Land: The people speak - Calls for unity and equality in Kokstad

Black and white speakers called for unity at the Joint Constitutional Review Committee's hearing on amending Section 25 of the Constitution in Kokstad on Saturday.

There was, however, an EFF supporter who said whites should go to Europe.

For the most part speakers on both sides of the debate spoke unimpeded and received polite applause after their turn in the packed Kokstad Town Hall.

This was in contrast to the previous day's rowdy hearing in Pietermaritzburg, where tensions simmered and speakers opposing expropriation without compensation were drowned out.

READ: Tensions simmer in Pietermaritzburg

As at previous hearings, the majority of speakers support an amendment, albeit it not as vast as at previous meetings. The trend of most, if not all, white speakers opposing the amendment, continued.

Many of those opposing expropriation without compensation stressed the importance of title deeds and asked that people be given title deeds.  

Those in favour of an amendment did so calling for redress for colonial and apartheid era racially driven dispossession.

A member of BLF said they were happy when Parliament adopted the motion to review Section 25 of the Constitution.

"To buy our own land is an insult," he said. "We should repeal the entire Section 25."

He also said it should be illegal to evict black people.

A white commercial farmer from KwaZulu-Natal's Harding area said he opposed an amendment to Section 25.

He said Harding was a peaceful area and that there was a lot of unproductive land.

"The biggest travesty is people don't have title deeds," he said.

He said his neighbour was a very successful black farmer, but the neighbouring community struggled because it did not have the means to become successful.

"We could all be part of a success story if we work together," he said, to applause.

"We should be united and we'll prosper together."

A black man, who said he was labelled an "instigator" when he opposed apartheid, said: "I'm saying let's work together and be equals."

Another black man said: "The whites should help us. Let's all be equal."

A white woman, a DA and AfriForum member, said she opposed an amendment and was very angry about it. She said land reform failed because of huge corruption, and added that expropriation without compensation would be tantamount to stealing land.

The committee had to ask for silence when she spoke, as a few people started chanting: "We want our land!
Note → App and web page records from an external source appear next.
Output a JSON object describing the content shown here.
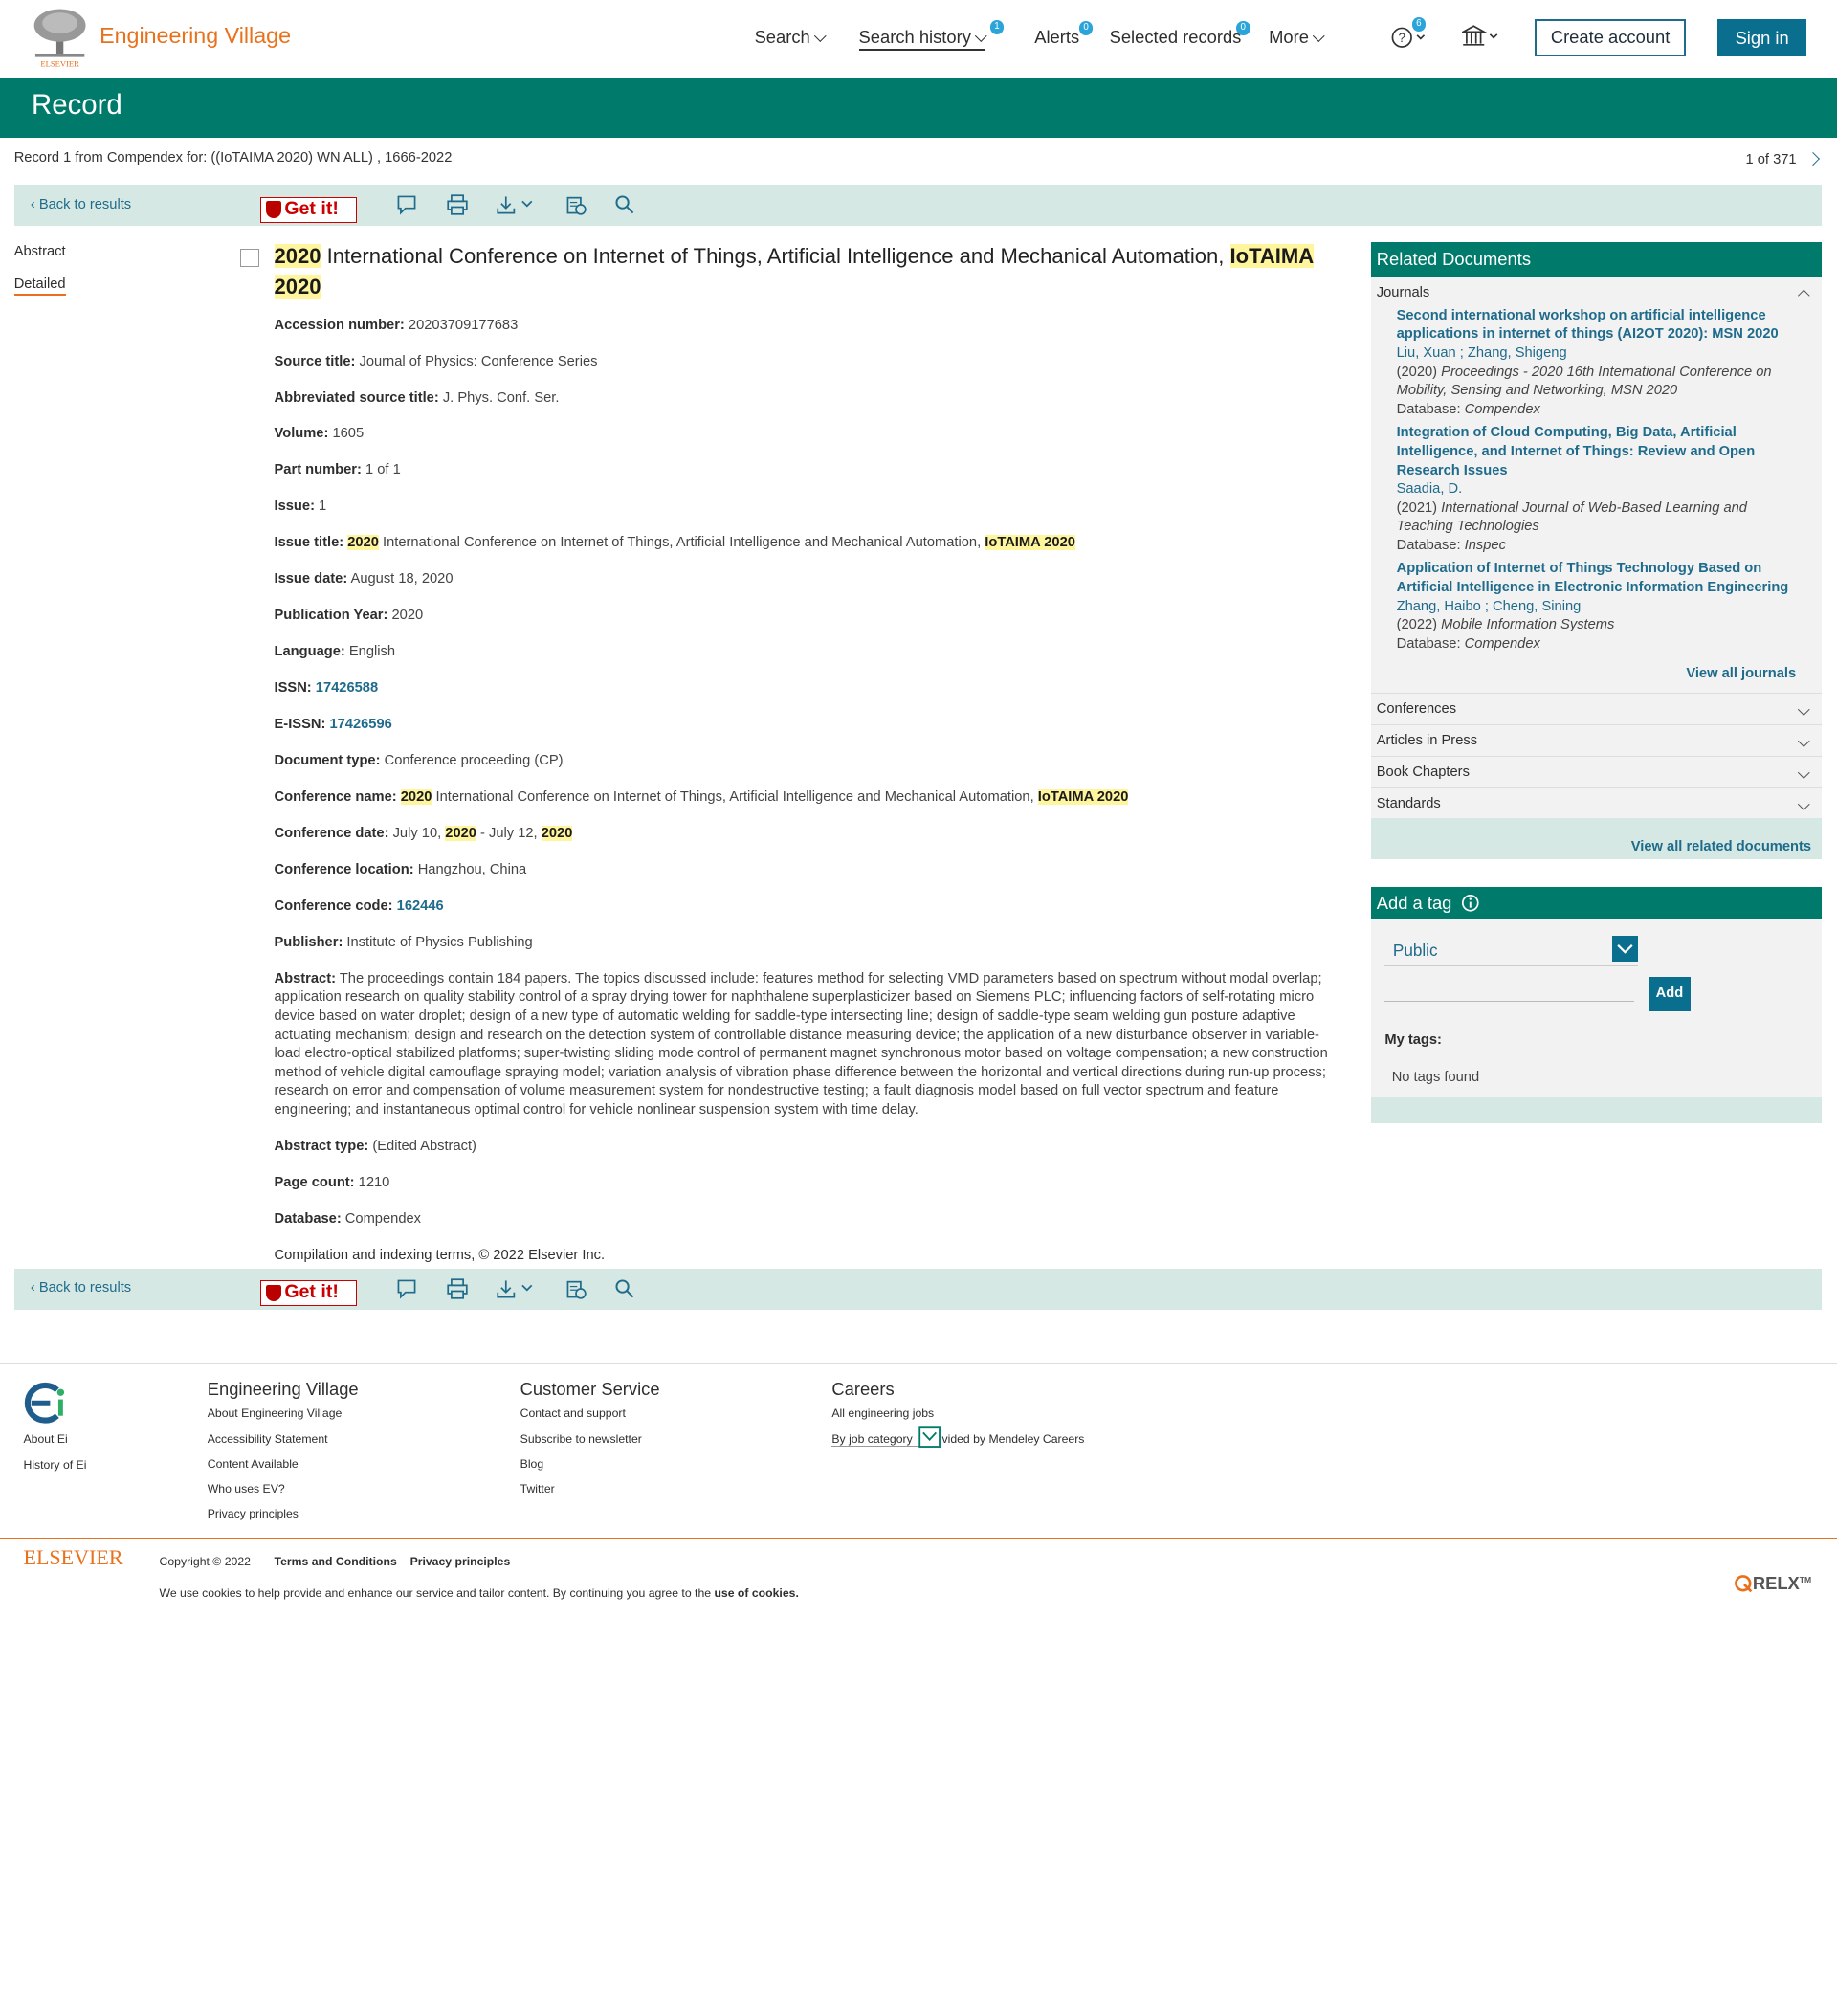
{
  "header": {
    "brand": "Engineering Village",
    "publisher_small": "ELSEVIER",
    "nav": {
      "search": "Search",
      "search_history": "Search history",
      "search_history_badge": "1",
      "alerts": "Alerts",
      "alerts_badge": "0",
      "selected_records": "Selected records",
      "selected_badge": "0",
      "more": "More",
      "help_badge": "6"
    },
    "create_account": "Create account",
    "sign_in": "Sign in"
  },
  "banner": {
    "title": "Record"
  },
  "record_line": "Record 1 from Compendex for: ((IoTAIMA 2020) WN ALL) , 1666-2022",
  "pager": "1 of 371",
  "toolbar": {
    "back": "Back to results",
    "getit": "Get it!"
  },
  "sidebar": {
    "abstract": "Abstract",
    "detailed": "Detailed"
  },
  "record": {
    "title_hl1": "2020",
    "title_mid": " International Conference on Internet of Things, Artificial Intelligence and Mechanical Automation, ",
    "title_hl2": "IoTAIMA 2020",
    "accession_label": "Accession number:",
    "accession": " 20203709177683",
    "source_label": "Source title:",
    "source": " Journal of Physics: Conference Series",
    "abbr_label": "Abbreviated source title:",
    "abbr": " J. Phys. Conf. Ser.",
    "volume_label": "Volume:",
    "volume": " 1605",
    "part_label": "Part number:",
    "part": " 1 of 1",
    "issue_label": "Issue:",
    "issue": " 1",
    "issue_title_label": "Issue title:",
    "issue_title_hl1": "2020",
    "issue_title_mid": " International Conference on Internet of Things, Artificial Intelligence and Mechanical Automation, ",
    "issue_title_hl2": "IoTAIMA 2020",
    "issue_date_label": "Issue date:",
    "issue_date": " August 18, 2020",
    "pubyear_label": "Publication Year:",
    "pubyear": " 2020",
    "language_label": "Language:",
    "language": " English",
    "issn_label": "ISSN:",
    "issn": "17426588",
    "eissn_label": "E-ISSN:",
    "eissn": "17426596",
    "doctype_label": "Document type:",
    "doctype": " Conference proceeding (CP)",
    "confname_label": "Conference name:",
    "confname_hl1": "2020",
    "confname_mid": " International Conference on Internet of Things, Artificial Intelligence and Mechanical Automation, ",
    "confname_hl2": "IoTAIMA 2020",
    "confdate_label": "Conference date:",
    "confdate_a": " July 10, ",
    "confdate_hl1": "2020",
    "confdate_b": " - July 12, ",
    "confdate_hl2": "2020",
    "confloc_label": "Conference location:",
    "confloc": " Hangzhou, China",
    "confcode_label": "Conference code:",
    "confcode": "162446",
    "publisher_label": "Publisher:",
    "publisher": " Institute of Physics Publishing",
    "abstract_label": "Abstract:",
    "abstract": " The proceedings contain 184 papers. The topics discussed include: features method for selecting VMD parameters based on spectrum without modal overlap; application research on quality stability control of a spray drying tower for naphthalene superplasticizer based on Siemens PLC; influencing factors of self-rotating micro device based on water droplet; design of a new type of automatic welding for saddle-type intersecting line; design of saddle-type seam welding gun posture adaptive actuating mechanism; design and research on the detection system of controllable distance measuring device; the application of a new disturbance observer in variable-load electro-optical stabilized platforms; super-twisting sliding mode control of permanent magnet synchronous motor based on voltage compensation; a new construction method of vehicle digital camouflage spraying model; variation analysis of vibration phase difference between the horizontal and vertical directions during run-up process; research on error and compensation of volume measurement system for nondestructive testing; a fault diagnosis model based on full vector spectrum and feature engineering; and instantaneous optimal control for vehicle nonlinear suspension system with time delay.",
    "abstype_label": "Abstract type:",
    "abstype": " (Edited Abstract)",
    "pagecount_label": "Page count:",
    "pagecount": " 1210",
    "database_label": "Database:",
    "database": " Compendex",
    "copyright": "Compilation and indexing terms, © 2022 Elsevier Inc."
  },
  "related": {
    "heading": "Related Documents",
    "journals": "Journals",
    "items": [
      {
        "title": "Second international workshop on artificial intelligence applications in internet of things (AI2OT 2020): MSN 2020",
        "authors": "Liu, Xuan ; Zhang, Shigeng",
        "year": "(2020)",
        "source": "Proceedings - 2020 16th International Conference on Mobility, Sensing and Networking, MSN 2020",
        "db_label": "Database:",
        "db": "Compendex"
      },
      {
        "title": "Integration of Cloud Computing, Big Data, Artificial Intelligence, and Internet of Things: Review and Open Research Issues",
        "authors": "Saadia, D.",
        "year": "(2021)",
        "source": "International Journal of Web-Based Learning and Teaching Technologies",
        "db_label": "Database:",
        "db": "Inspec"
      },
      {
        "title": "Application of Internet of Things Technology Based on Artificial Intelligence in Electronic Information Engineering",
        "authors": "Zhang, Haibo ; Cheng, Sining",
        "year": "(2022)",
        "source": "Mobile Information Systems",
        "db_label": "Database:",
        "db": "Compendex"
      }
    ],
    "view_all_journals": "View all journals",
    "conferences": "Conferences",
    "articles_in_press": "Articles in Press",
    "book_chapters": "Book Chapters",
    "standards": "Standards",
    "view_all_related": "View all related documents"
  },
  "tag": {
    "heading": "Add a tag",
    "visibility": "Public",
    "add": "Add",
    "my_tags": "My tags:",
    "no_tags": "No tags found"
  },
  "footer": {
    "ei_links": [
      "About Ei",
      "History of Ei"
    ],
    "ev_heading": "Engineering Village",
    "ev_links": [
      "About Engineering Village",
      "Accessibility Statement",
      "Content Available",
      "Who uses EV?",
      "Privacy principles"
    ],
    "cs_heading": "Customer Service",
    "cs_links": [
      "Contact and support",
      "Subscribe to newsletter",
      "Blog",
      "Twitter"
    ],
    "careers_heading": "Careers",
    "careers_links": [
      "All engineering jobs",
      "By job category"
    ],
    "careers_provided": "vided by Mendeley Careers",
    "elsevier": "ELSEVIER",
    "copyright": "Copyright © 2022",
    "terms": "Terms and Conditions",
    "privacy": "Privacy principles",
    "cookies_a": "We use cookies to help provide and enhance our service and tailor content. By continuing you agree to the ",
    "cookies_b": "use of cookies.",
    "relx": "RELX"
  },
  "colors": {
    "brand_orange": "#e9711c",
    "banner_teal": "#007a6a",
    "link_blue": "#1f6b8c",
    "highlight": "#fff59d"
  }
}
We want our land!"

The chanting quickly subsided.

An EFF-supporter said land had multiple meanings for black people and expropriation without compensation would be part of the decolonisation process.

A woman who said she was a direct descendant of the Kok family – the Griqua royal family after which Kokstad is named – said she supported an amendment.
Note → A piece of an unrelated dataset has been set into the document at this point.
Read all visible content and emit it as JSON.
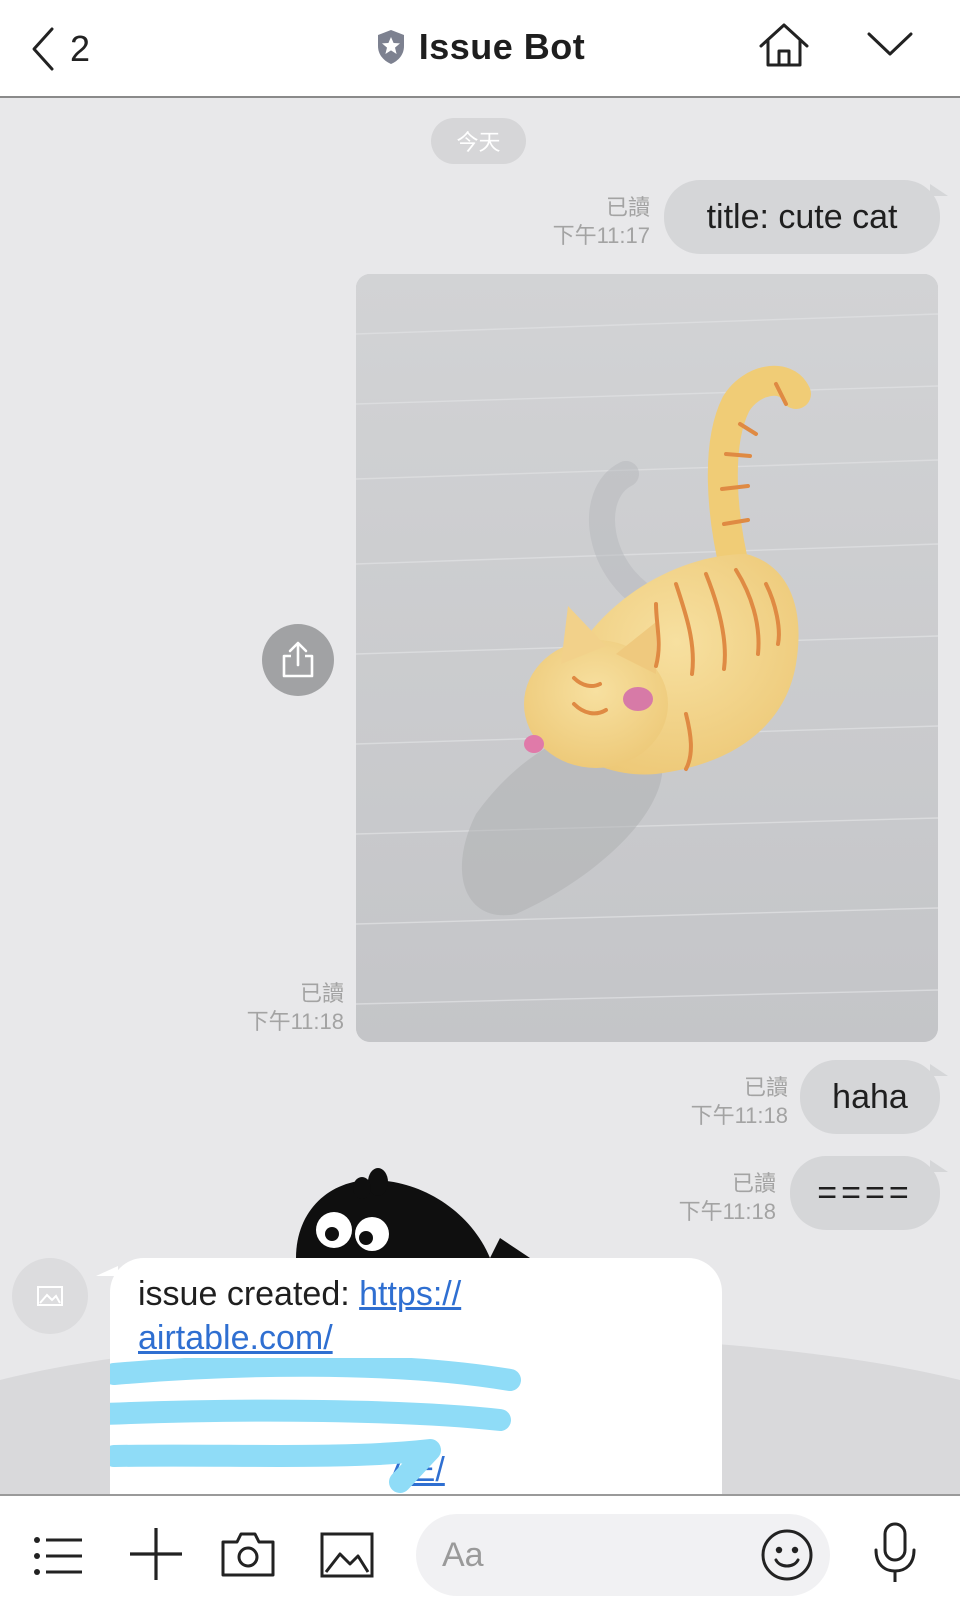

She said she supported amending Section 25 because of her descent and connection to East Griqualand.

She told of how the British authorities punished her forefathers by removing them from their land after a rebellion in the 1800s.

A black woman said she does not support an amendment and that Parliament must respect Amakhosi (chiefs).

"Amakhosi know us better than them (MPs), because we're their subjects," she said.

An ANC member said expropriation would not tamper with food security.

"We much reject this notion that government will take the property," he said. "It is a lie."

"We are saying let all of us embark on this process to restore the dignity of our people."

IFP-supporters said they supported expropriation without compensation, but the land under the Ingonyama Trust must be left alone.

A man who identified himself as an inkosi, said he opposed an amendment.

There were also some speakers who said land under the control of amakhosi must be used to the benefit of the people.

ALSO READ: We are all Africans, Rustenburg residents told

A white farmer said all the whites who voted against a democratic South Africa in the 1992-referendum and wanted apartheid to remain, had since left the country and those whites that remained considered themselves South Africans and South Africa as their country.

In response a man who only greeted the EFF-members of the committee said he would greet the others when he "gets his land back", said: "Your home is Europe! No settlers can claim our land!"

"Azania was invaded in 1652 and occupied by settlers! This is Azania, this is my land."

He said the clause in the Freedom Charter saying land belongs to all – black and white – betrayed black people.

This was the committee's final meeting in KwaZulu-Natal. Next, delegations of the committee will head to the Eastern Cape and Gauteng, and finally the Western Cape.